“I saw the country declining and I wanted to do something,” he said softly in response to one question on TV. When asked about his qualifications to run against the great incumbent, Sen. Jim DeMint, Mr. Greene cited his own military service. Sen. DeMint did not serve in the military, Mr. Greene noted.

Mr. Greene said he believes that incumbents need to be held accountable, and that incumbents are a major cause of America’s current predicament. (Now there’s a radical idea!)

Smear campaign without basis

The media and politicians are trying to smear Mr. Greene, plain and simple. Shame on them. Some say he is a Republican “plant.” Some question where he got the $10,400 filing fee. (A better question was raised by Slate. How come it costs so much to be a candidate in South Carolina?)  He has not collected any campaign money nor run any slick TV ads. He is unemployed since leaving the military last fall, but what is more common in this sad economy than unemployment, especially among returning veterans?

The media is also sensationalizing a so-called “obscenity” accusation against Mr. Greene, who has no criminal record. I strongly suspect that the charge is trumped-up and unfounded. Mr. Greene says he is innocent.

Apparently, a young white woman was offended by a very brief conversation with Mr. Greene. She can’t really describe what he was trying to show her on a  computer. She says she hardly looked at it. The entire encounter lasted perhaps two minutes. No evidence, no witness. No accusation of assault, only a very brief conversation. No harm, no foul.

A white  woman and a black man. Hmm . . .  This foolish story is as old as the South. No one who has read “To Kill A Mockingbird” will believe this accusation for a minute.

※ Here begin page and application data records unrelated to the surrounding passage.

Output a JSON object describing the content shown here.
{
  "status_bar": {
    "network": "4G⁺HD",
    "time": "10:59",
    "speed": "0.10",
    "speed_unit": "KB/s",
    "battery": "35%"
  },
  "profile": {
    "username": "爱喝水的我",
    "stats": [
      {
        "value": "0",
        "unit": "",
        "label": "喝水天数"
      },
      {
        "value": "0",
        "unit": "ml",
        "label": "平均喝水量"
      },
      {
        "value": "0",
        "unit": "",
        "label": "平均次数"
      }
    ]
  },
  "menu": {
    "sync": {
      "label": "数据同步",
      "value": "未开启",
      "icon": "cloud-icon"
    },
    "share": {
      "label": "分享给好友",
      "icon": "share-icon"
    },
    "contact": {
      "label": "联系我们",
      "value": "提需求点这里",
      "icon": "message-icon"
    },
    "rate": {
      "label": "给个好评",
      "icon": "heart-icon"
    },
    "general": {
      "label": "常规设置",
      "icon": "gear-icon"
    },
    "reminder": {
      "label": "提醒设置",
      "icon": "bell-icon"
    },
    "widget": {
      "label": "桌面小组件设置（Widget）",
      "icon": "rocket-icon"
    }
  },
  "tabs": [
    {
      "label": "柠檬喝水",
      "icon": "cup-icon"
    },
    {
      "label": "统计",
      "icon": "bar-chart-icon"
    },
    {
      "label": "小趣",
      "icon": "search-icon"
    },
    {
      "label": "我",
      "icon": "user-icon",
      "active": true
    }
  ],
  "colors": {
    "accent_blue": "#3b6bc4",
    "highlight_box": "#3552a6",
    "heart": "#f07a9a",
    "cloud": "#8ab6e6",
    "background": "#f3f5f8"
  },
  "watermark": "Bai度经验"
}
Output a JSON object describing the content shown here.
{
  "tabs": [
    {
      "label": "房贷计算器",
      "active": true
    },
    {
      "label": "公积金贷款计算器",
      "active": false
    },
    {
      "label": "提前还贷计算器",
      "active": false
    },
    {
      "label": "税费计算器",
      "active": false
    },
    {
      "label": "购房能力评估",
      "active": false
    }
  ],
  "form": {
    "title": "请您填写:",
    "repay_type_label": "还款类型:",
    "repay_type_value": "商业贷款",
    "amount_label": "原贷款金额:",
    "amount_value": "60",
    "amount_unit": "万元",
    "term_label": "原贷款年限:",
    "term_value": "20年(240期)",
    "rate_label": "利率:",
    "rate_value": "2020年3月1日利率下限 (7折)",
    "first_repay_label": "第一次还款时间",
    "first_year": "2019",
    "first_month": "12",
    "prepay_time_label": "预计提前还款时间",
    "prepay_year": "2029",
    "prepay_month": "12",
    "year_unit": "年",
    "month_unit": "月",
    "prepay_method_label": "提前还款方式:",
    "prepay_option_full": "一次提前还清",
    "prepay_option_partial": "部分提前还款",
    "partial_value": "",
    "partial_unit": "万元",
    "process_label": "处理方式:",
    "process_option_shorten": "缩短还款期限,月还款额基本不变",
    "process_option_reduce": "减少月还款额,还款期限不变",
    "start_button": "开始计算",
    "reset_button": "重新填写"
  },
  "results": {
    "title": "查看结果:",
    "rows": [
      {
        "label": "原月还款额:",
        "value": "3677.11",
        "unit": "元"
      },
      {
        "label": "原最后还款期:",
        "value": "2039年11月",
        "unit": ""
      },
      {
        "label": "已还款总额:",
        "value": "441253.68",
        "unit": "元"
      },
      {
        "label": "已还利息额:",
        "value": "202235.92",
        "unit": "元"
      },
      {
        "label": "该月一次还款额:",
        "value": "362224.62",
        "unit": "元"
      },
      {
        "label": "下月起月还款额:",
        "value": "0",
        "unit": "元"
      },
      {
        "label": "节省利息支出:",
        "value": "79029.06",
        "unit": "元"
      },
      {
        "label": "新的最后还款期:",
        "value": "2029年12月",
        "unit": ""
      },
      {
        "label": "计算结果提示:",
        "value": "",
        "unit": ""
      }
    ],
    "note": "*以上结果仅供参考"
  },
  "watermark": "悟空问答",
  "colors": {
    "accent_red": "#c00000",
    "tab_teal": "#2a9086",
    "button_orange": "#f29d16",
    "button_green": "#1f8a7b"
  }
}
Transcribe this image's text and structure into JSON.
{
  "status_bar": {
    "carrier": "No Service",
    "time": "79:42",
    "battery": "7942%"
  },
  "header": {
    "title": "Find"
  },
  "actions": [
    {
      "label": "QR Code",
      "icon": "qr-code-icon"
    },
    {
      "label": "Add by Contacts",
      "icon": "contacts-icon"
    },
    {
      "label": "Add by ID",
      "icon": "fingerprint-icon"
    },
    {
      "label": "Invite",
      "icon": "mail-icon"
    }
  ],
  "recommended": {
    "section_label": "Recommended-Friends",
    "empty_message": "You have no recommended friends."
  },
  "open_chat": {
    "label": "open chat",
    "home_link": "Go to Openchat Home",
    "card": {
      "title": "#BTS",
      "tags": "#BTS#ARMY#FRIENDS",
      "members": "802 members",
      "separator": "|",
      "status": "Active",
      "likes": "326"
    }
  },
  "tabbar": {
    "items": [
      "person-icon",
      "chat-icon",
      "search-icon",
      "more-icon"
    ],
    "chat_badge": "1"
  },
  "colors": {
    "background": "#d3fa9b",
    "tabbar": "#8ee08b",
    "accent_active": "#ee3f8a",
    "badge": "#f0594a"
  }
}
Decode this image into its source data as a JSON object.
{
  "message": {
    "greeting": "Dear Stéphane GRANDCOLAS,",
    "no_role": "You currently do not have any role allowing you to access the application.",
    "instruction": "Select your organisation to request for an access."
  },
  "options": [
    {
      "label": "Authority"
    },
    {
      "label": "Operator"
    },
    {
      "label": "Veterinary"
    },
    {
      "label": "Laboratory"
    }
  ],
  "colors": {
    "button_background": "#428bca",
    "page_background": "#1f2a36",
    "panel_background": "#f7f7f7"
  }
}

The alleged incident is nearly a year old, and officials have made no move to prosecute it. (I wouldn’t be surprised if the “charge” is revived, now that Mr. Greene is a viable candidate.)

There is also some question about Mr. Green’s exit from the military last year, six months early, after 13 years of service. Mr. Greene says he received an honorable discharge, and the military does not dispute that fact.

All the phony talk against Mr. Greene smacks of racism. There, I’ve said it.

Why is it so hard to believe a black man won?

How do you dismiss a 59-41 percent victory? I believe the simple truth is that Alvin Greene won the S.C. Democratic primary. He says it was “simple, old-fashioned” campaigning, help from family and friends, and word-of-mouth support. Got a problem with that?

Remember, South Carolina is a small state. Mr. Greene is a lifelong Democrat, and his father is reputedly a longtime Democratic activist. Many Democratic voters in South Carolina are African-American. Do you think news of Mr. Greene’s run could have spread like wildfire through a community of faithful Democrats? Do you think the photos of Mr. Greene and his almost-equally-unknown white opponent, shown at the top of this post, were routinely printed in small-town newspapers, voter guides, and Democratic Party material?

Is there anything wrong with black Democrats choosing to vote for a man who looks like them? Could it be that many South Carolina Democrats believe Alvin Greene is well-qualified by his views and life experience to represent them in the U.S. Senate?

Do you believe in democracy?

— John Hayden

Note: In the long-distance video below, you can see that Mr. Greene is having trouble hearing the questions using that nasty TV sound monitor stuck in his ear. Many veteran newscasters have the same problem. Considering that he had never done such an interview before, and considering the confusion and delay of the sound coming to his ear, I thought Mr. Greene maintained his cool very well. His answers are somewhat slow, but that is the way people from the deep South talk. It’s called a Southern drawl. Everybody in S.C. talks like that.